I worked in that school for several years, my office just across the hall from one of the kindergarten classrooms. On school days, children often peeked into my office, and I still miss the chorus of small voices wishing me good morning or goodbye.
Because I wasn’t a teacher, I didn’t have any well-defined responsibility for the school’s students. Sometimes I filled in for recess duty or afternoon read-alouds, but often I was just the extra adult, the slightly-taller human being who had more experience using a camera or crossing the street. As the school’s de facto photographer I had the privilege of accompanying classes on field trips and taking photos of students doing interesting things, and I had the advantage of being able to return students to their teachers whenever the going got tough. I had the pleasure of all the benefits of being with children, without the hassle of any long-term responsibility. It was, I thought, like being an aunt.
This spring, one of my sisters made me an aunt for real. All of a sudden, life shifted. From the moment my brother-in-law texted me to say that my niece had arrived, I began to see the world through the eyes of someone who had a real investment in a future that belonged to a tiny little girl. That feeling has only grown as time passes. I worry about what she’ll encounter in this world and how I, only an aunt, only an extra adult, can help shield her from the worst of it and can help her be a light in dark places.
As anyone with any real responsibility for children knows, this is an extraordinarily difficult task. But caring for another person, whoever that person might be, starts small. Barbara Brown Taylor writes, “The point is to see the person standing right in front of me, who has no substitute, who can never be replaced, whose heart holds things for which there is no language, whose life is an unsolved mystery.”(1)
The world is a difficult place—more dangerous for some than for others. It requires all of us to be more than just the extra adult. It requires us to see each other. I’m lucky: I was hardly older than a child myself when I attended my first PW Churchwide Coordinating Team meeting and learned firsthand from dozens of women who saw the people around them—even when those people were half a world away.
Not long after my niece was born a rainbow-colored rubber ball appeared in our driveway, a casualty of some lunchtime game, probably. A few weeks later, a gunman massacred 49 people at an Orlando nightclub; police killed African American men in Baton Rouge and St. Paul; five cops were slain at a protest in Dallas; the General Assembly met to hash out some big issues in the PC(USA); and the Bramble Cay melomys was reported to be the first mammal wiped out by climate change.
The world doesn’t require us simply to see the pain—it requires us to act.

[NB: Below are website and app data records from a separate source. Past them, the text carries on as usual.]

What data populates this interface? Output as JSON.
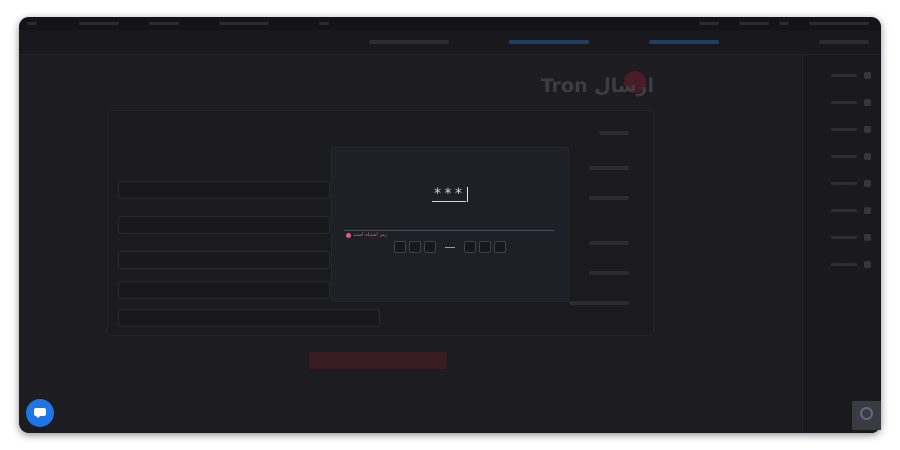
{
  "modal": {
    "password_value": "***",
    "error_message": "رمز اشتباه است",
    "otp_left": [
      "",
      "",
      ""
    ],
    "otp_right": [
      "",
      "",
      ""
    ]
  },
  "page": {
    "title": "ارسال Tron"
  },
  "colors": {
    "accent_blue": "#1e75e6",
    "error_pink": "#e55b7a",
    "modal_bg": "#1e2027",
    "page_bg": "#1d1d21"
  },
  "icons": {
    "chat": "chat-bubble-icon",
    "recaptcha": "recaptcha-icon",
    "coin": "tron-coin-icon",
    "error": "error-dot-icon"
  }
}
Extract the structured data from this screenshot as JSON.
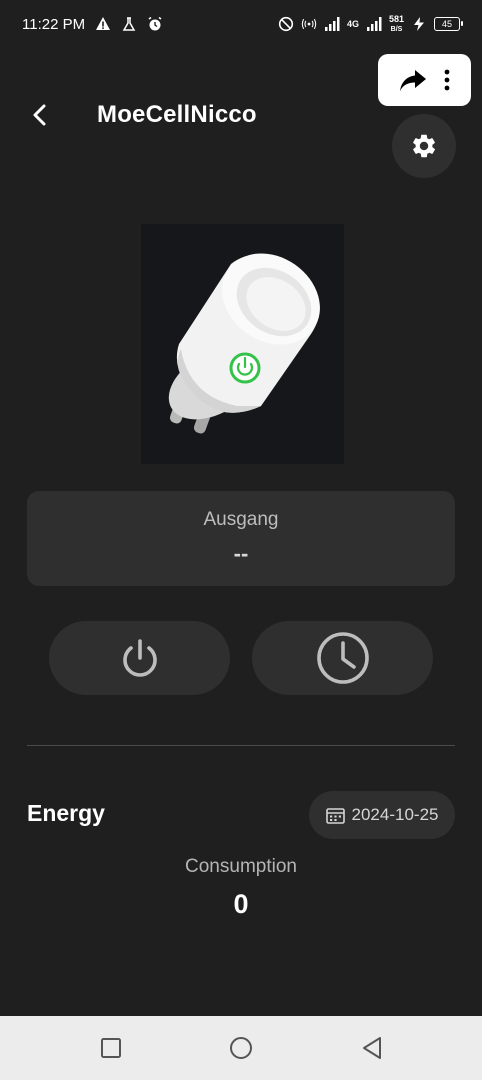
{
  "status_bar": {
    "time": "11:22 PM",
    "net_type": "4G",
    "net_speed": "581",
    "net_unit": "B/S",
    "battery": "45",
    "icons": [
      "warning-icon",
      "flask-icon",
      "alarm-icon",
      "do-not-disturb-icon",
      "hotspot-icon",
      "signal-icon",
      "signal-icon",
      "charging-icon",
      "battery-icon"
    ]
  },
  "header": {
    "title": "MoeCellNicco",
    "back_icon": "chevron-left-icon",
    "settings_icon": "gear-icon",
    "menu_icons": [
      "share-icon",
      "more-vert-icon"
    ]
  },
  "output": {
    "label": "Ausgang",
    "value": "--"
  },
  "controls": {
    "power_icon": "power-icon",
    "timer_icon": "clock-icon"
  },
  "energy": {
    "title": "Energy",
    "date": "2024-10-25",
    "consumption_label": "Consumption",
    "consumption_value": "0"
  },
  "colors": {
    "background": "#1f1f1f",
    "card": "#2f2f2f",
    "accent_led": "#35c24a",
    "nav_bar": "#ececec"
  }
}
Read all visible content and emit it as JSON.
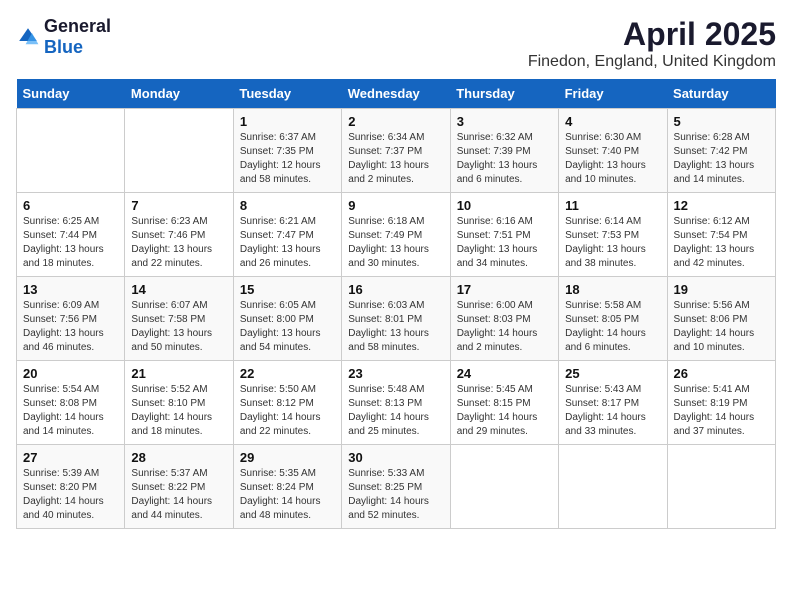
{
  "header": {
    "logo_general": "General",
    "logo_blue": "Blue",
    "title": "April 2025",
    "subtitle": "Finedon, England, United Kingdom"
  },
  "calendar": {
    "weekdays": [
      "Sunday",
      "Monday",
      "Tuesday",
      "Wednesday",
      "Thursday",
      "Friday",
      "Saturday"
    ],
    "weeks": [
      [
        {
          "day": "",
          "sunrise": "",
          "sunset": "",
          "daylight": ""
        },
        {
          "day": "",
          "sunrise": "",
          "sunset": "",
          "daylight": ""
        },
        {
          "day": "1",
          "sunrise": "Sunrise: 6:37 AM",
          "sunset": "Sunset: 7:35 PM",
          "daylight": "Daylight: 12 hours and 58 minutes."
        },
        {
          "day": "2",
          "sunrise": "Sunrise: 6:34 AM",
          "sunset": "Sunset: 7:37 PM",
          "daylight": "Daylight: 13 hours and 2 minutes."
        },
        {
          "day": "3",
          "sunrise": "Sunrise: 6:32 AM",
          "sunset": "Sunset: 7:39 PM",
          "daylight": "Daylight: 13 hours and 6 minutes."
        },
        {
          "day": "4",
          "sunrise": "Sunrise: 6:30 AM",
          "sunset": "Sunset: 7:40 PM",
          "daylight": "Daylight: 13 hours and 10 minutes."
        },
        {
          "day": "5",
          "sunrise": "Sunrise: 6:28 AM",
          "sunset": "Sunset: 7:42 PM",
          "daylight": "Daylight: 13 hours and 14 minutes."
        }
      ],
      [
        {
          "day": "6",
          "sunrise": "Sunrise: 6:25 AM",
          "sunset": "Sunset: 7:44 PM",
          "daylight": "Daylight: 13 hours and 18 minutes."
        },
        {
          "day": "7",
          "sunrise": "Sunrise: 6:23 AM",
          "sunset": "Sunset: 7:46 PM",
          "daylight": "Daylight: 13 hours and 22 minutes."
        },
        {
          "day": "8",
          "sunrise": "Sunrise: 6:21 AM",
          "sunset": "Sunset: 7:47 PM",
          "daylight": "Daylight: 13 hours and 26 minutes."
        },
        {
          "day": "9",
          "sunrise": "Sunrise: 6:18 AM",
          "sunset": "Sunset: 7:49 PM",
          "daylight": "Daylight: 13 hours and 30 minutes."
        },
        {
          "day": "10",
          "sunrise": "Sunrise: 6:16 AM",
          "sunset": "Sunset: 7:51 PM",
          "daylight": "Daylight: 13 hours and 34 minutes."
        },
        {
          "day": "11",
          "sunrise": "Sunrise: 6:14 AM",
          "sunset": "Sunset: 7:53 PM",
          "daylight": "Daylight: 13 hours and 38 minutes."
        },
        {
          "day": "12",
          "sunrise": "Sunrise: 6:12 AM",
          "sunset": "Sunset: 7:54 PM",
          "daylight": "Daylight: 13 hours and 42 minutes."
        }
      ],
      [
        {
          "day": "13",
          "sunrise": "Sunrise: 6:09 AM",
          "sunset": "Sunset: 7:56 PM",
          "daylight": "Daylight: 13 hours and 46 minutes."
        },
        {
          "day": "14",
          "sunrise": "Sunrise: 6:07 AM",
          "sunset": "Sunset: 7:58 PM",
          "daylight": "Daylight: 13 hours and 50 minutes."
        },
        {
          "day": "15",
          "sunrise": "Sunrise: 6:05 AM",
          "sunset": "Sunset: 8:00 PM",
          "daylight": "Daylight: 13 hours and 54 minutes."
        },
        {
          "day": "16",
          "sunrise": "Sunrise: 6:03 AM",
          "sunset": "Sunset: 8:01 PM",
          "daylight": "Daylight: 13 hours and 58 minutes."
        },
        {
          "day": "17",
          "sunrise": "Sunrise: 6:00 AM",
          "sunset": "Sunset: 8:03 PM",
          "daylight": "Daylight: 14 hours and 2 minutes."
        },
        {
          "day": "18",
          "sunrise": "Sunrise: 5:58 AM",
          "sunset": "Sunset: 8:05 PM",
          "daylight": "Daylight: 14 hours and 6 minutes."
        },
        {
          "day": "19",
          "sunrise": "Sunrise: 5:56 AM",
          "sunset": "Sunset: 8:06 PM",
          "daylight": "Daylight: 14 hours and 10 minutes."
        }
      ],
      [
        {
          "day": "20",
          "sunrise": "Sunrise: 5:54 AM",
          "sunset": "Sunset: 8:08 PM",
          "daylight": "Daylight: 14 hours and 14 minutes."
        },
        {
          "day": "21",
          "sunrise": "Sunrise: 5:52 AM",
          "sunset": "Sunset: 8:10 PM",
          "daylight": "Daylight: 14 hours and 18 minutes."
        },
        {
          "day": "22",
          "sunrise": "Sunrise: 5:50 AM",
          "sunset": "Sunset: 8:12 PM",
          "daylight": "Daylight: 14 hours and 22 minutes."
        },
        {
          "day": "23",
          "sunrise": "Sunrise: 5:48 AM",
          "sunset": "Sunset: 8:13 PM",
          "daylight": "Daylight: 14 hours and 25 minutes."
        },
        {
          "day": "24",
          "sunrise": "Sunrise: 5:45 AM",
          "sunset": "Sunset: 8:15 PM",
          "daylight": "Daylight: 14 hours and 29 minutes."
        },
        {
          "day": "25",
          "sunrise": "Sunrise: 5:43 AM",
          "sunset": "Sunset: 8:17 PM",
          "daylight": "Daylight: 14 hours and 33 minutes."
        },
        {
          "day": "26",
          "sunrise": "Sunrise: 5:41 AM",
          "sunset": "Sunset: 8:19 PM",
          "daylight": "Daylight: 14 hours and 37 minutes."
        }
      ],
      [
        {
          "day": "27",
          "sunrise": "Sunrise: 5:39 AM",
          "sunset": "Sunset: 8:20 PM",
          "daylight": "Daylight: 14 hours and 40 minutes."
        },
        {
          "day": "28",
          "sunrise": "Sunrise: 5:37 AM",
          "sunset": "Sunset: 8:22 PM",
          "daylight": "Daylight: 14 hours and 44 minutes."
        },
        {
          "day": "29",
          "sunrise": "Sunrise: 5:35 AM",
          "sunset": "Sunset: 8:24 PM",
          "daylight": "Daylight: 14 hours and 48 minutes."
        },
        {
          "day": "30",
          "sunrise": "Sunrise: 5:33 AM",
          "sunset": "Sunset: 8:25 PM",
          "daylight": "Daylight: 14 hours and 52 minutes."
        },
        {
          "day": "",
          "sunrise": "",
          "sunset": "",
          "daylight": ""
        },
        {
          "day": "",
          "sunrise": "",
          "sunset": "",
          "daylight": ""
        },
        {
          "day": "",
          "sunrise": "",
          "sunset": "",
          "daylight": ""
        }
      ]
    ]
  }
}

Recently, I received an email from a PW I knew from my CCT days. She wrote about the social justice committee she was chairing, the women’s economic justice book club she was organizing, the educational trip she was planning with women from her presbytery. Her life was impressively justice-oriented, but here’s what stuck with me: for this woman, taking action to address the needs of the people around her was a normal, everyday act, like sending a rainbow-colored ball back over a schoolyard fence. It reminded me of something else Barbara Brown Taylor once wrote. “Anyone can bless, whether anyone has authorized you to do it or not,” she wrote. “All I am saying is that the world needs you to do this, because there is a real shortage of people willing to kneel wherever they are and recognize the holiness holding its sometimes bony, often tender, always life-giving hand above their heads.”(2) It turns out none of us is the extra adult; we’re all here to see each other and to serve.

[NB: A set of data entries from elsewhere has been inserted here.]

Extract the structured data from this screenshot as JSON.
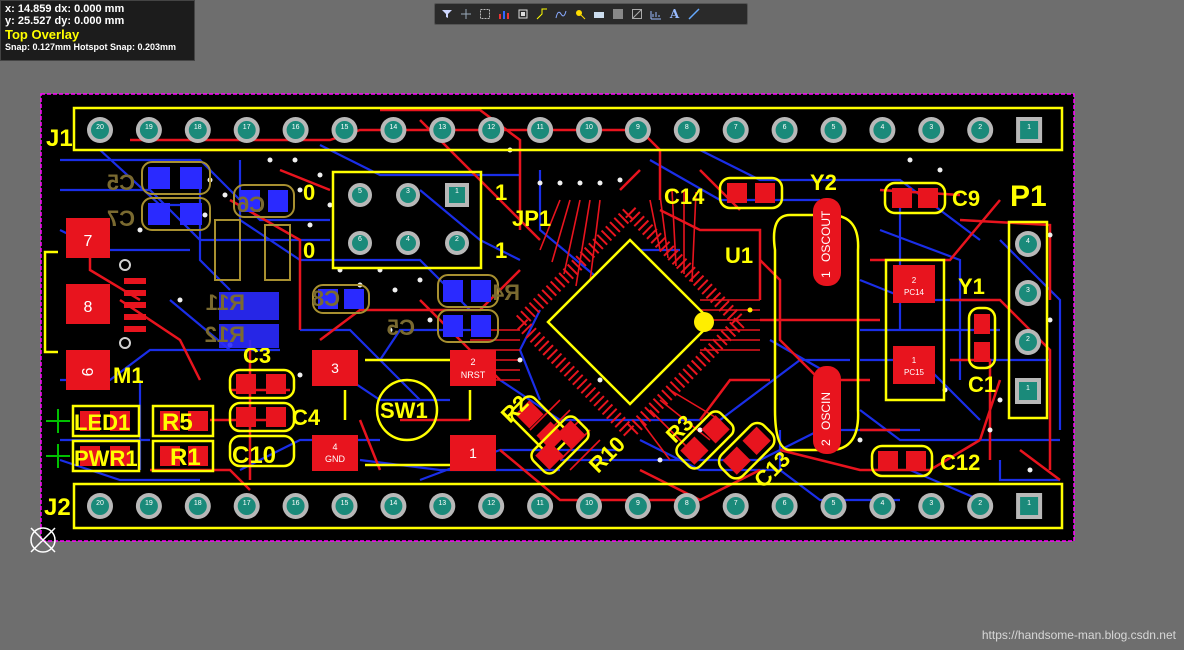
{
  "hud": {
    "x_line": "x: 14.859   dx:  0.000 mm",
    "y_line": "y: 25.527   dy:  0.000 mm",
    "layer": "Top Overlay",
    "snap": "Snap: 0.127mm Hotspot Snap: 0.203mm"
  },
  "toolbar": {
    "icons": [
      "filter-icon",
      "cross-icon",
      "select-rect-icon",
      "chart-icon",
      "component-icon",
      "route-icon",
      "arc-icon",
      "probe-icon",
      "fill-icon",
      "region-icon",
      "board-icon",
      "measure-icon",
      "text-icon",
      "line-icon"
    ]
  },
  "designators": {
    "j1": "J1",
    "j2": "J2",
    "p1": "P1",
    "u1": "U1",
    "y1": "Y1",
    "y2": "Y2",
    "jp1": "JP1",
    "sw1": "SW1",
    "m1": "M1",
    "c1": "C1",
    "c3": "C3",
    "c4": "C4",
    "c9": "C9",
    "c10": "C10",
    "c12": "C12",
    "c13": "C13",
    "c14": "C14",
    "r1": "R1",
    "r2": "R2",
    "r3": "R3",
    "r5": "R5",
    "r10": "R10",
    "led1": "LED1",
    "pwr1": "PWR1",
    "c5": "C5",
    "c7": "C7",
    "c6": "C6",
    "r4": "R4",
    "r11": "R11",
    "r12": "R12",
    "c8": "C8",
    "cs": "C5",
    "jp_0a": "0",
    "jp_0b": "0",
    "jp_1a": "1",
    "jp_1b": "1"
  },
  "pads": {
    "sw_3": "3",
    "sw_2": "2",
    "sw_nrst": "NRST",
    "sw_4": "4",
    "sw_gnd": "GND",
    "sw_1": "1",
    "usb_7": "7",
    "usb_8": "8",
    "usb_9": "9",
    "y2_1": "1",
    "y2_oscout": "OSCOUT",
    "y2_2": "2",
    "y2_oscin": "OSCIN",
    "y1_2": "2",
    "y1_pc14": "PC14",
    "y1_1": "1",
    "y1_pc15": "PC15",
    "jp_pads": [
      "5",
      "3",
      "1",
      "6",
      "4",
      "2"
    ]
  },
  "j1_pins": [
    "20",
    "19",
    "18",
    "17",
    "16",
    "15",
    "14",
    "13",
    "12",
    "11",
    "10",
    "9",
    "8",
    "7",
    "6",
    "5",
    "4",
    "3",
    "2",
    "1"
  ],
  "j2_pins": [
    "20",
    "19",
    "18",
    "17",
    "16",
    "15",
    "14",
    "13",
    "12",
    "11",
    "10",
    "9",
    "8",
    "7",
    "6",
    "5",
    "4",
    "3",
    "2",
    "1"
  ],
  "p1_pins": [
    "4",
    "3",
    "2",
    "1"
  ],
  "watermark": "https://handsome-man.blog.csdn.net"
}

Horizons: The Magazine for Presbyterian Women, November/December 2016
- Barbara Brown Taylor, An Altar in the World (New York: Harper, 2010), 102.
- Ibid., 209.